Element data from apps and pages
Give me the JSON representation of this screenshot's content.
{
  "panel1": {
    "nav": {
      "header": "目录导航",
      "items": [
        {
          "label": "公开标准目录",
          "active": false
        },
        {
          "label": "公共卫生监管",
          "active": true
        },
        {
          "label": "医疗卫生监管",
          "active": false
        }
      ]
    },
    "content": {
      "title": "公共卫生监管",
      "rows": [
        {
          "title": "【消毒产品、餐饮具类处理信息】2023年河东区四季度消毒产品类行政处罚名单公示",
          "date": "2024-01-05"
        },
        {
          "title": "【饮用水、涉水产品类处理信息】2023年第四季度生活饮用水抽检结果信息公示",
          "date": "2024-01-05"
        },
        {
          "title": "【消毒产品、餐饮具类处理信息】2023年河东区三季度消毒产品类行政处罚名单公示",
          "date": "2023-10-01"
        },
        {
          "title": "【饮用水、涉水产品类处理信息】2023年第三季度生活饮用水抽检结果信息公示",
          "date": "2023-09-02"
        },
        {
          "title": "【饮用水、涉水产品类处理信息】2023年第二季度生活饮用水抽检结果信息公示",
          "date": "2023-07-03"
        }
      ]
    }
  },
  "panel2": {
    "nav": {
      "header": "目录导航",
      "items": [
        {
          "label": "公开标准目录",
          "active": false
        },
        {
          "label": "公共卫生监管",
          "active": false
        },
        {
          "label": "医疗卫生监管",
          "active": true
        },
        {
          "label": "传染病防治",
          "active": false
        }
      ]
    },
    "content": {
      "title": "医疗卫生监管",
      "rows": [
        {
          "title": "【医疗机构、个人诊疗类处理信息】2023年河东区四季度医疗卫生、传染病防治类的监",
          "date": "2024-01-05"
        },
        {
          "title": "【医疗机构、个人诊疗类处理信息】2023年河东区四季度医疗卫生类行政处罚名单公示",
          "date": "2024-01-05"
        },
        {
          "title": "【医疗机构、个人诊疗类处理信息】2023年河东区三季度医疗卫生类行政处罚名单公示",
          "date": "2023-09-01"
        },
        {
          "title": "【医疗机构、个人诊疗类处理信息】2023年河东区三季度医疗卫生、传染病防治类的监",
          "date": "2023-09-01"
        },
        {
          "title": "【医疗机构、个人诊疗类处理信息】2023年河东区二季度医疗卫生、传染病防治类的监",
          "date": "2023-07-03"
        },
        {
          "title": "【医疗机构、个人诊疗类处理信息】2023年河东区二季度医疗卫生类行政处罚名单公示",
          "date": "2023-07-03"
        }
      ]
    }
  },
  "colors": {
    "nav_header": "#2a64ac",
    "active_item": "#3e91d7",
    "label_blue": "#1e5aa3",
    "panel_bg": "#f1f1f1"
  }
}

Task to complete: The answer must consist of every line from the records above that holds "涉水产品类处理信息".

Exercise result:
          "title": "【饮用水、涉水产品类处理信息】2023年第四季度生活饮用水抽检结果信息公示",
          "title": "【饮用水、涉水产品类处理信息】2023年第三季度生活饮用水抽检结果信息公示",
          "title": "【饮用水、涉水产品类处理信息】2023年第二季度生活饮用水抽检结果信息公示",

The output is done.